[Data about app and page elements]
_ _ _ _ _ _ _

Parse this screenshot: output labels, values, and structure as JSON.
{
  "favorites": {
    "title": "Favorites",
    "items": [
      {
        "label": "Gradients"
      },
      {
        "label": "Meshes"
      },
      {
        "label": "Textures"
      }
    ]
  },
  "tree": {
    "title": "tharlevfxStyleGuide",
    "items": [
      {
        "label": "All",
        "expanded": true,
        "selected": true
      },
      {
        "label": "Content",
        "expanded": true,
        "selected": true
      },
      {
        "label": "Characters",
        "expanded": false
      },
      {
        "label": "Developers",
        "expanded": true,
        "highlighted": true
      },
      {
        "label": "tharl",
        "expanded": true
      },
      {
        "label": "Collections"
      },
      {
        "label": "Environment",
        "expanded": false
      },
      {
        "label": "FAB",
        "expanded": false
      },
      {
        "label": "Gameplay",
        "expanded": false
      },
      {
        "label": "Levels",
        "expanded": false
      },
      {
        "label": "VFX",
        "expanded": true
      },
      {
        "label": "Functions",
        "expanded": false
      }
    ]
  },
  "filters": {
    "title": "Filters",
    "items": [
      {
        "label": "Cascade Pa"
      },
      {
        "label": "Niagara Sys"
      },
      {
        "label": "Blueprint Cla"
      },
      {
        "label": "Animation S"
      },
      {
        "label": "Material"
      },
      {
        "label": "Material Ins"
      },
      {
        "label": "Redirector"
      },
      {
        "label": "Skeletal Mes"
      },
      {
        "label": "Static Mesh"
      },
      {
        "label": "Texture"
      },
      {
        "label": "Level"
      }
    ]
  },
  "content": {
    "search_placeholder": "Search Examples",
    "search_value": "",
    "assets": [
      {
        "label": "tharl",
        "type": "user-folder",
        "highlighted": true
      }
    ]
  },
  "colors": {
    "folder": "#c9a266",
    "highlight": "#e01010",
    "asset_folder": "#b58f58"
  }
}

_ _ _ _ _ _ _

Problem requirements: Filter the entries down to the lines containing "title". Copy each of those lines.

Worked solution:
    "title": "Favorites",
    "title": "tharlevfxStyleGuide",
    "title": "Filters",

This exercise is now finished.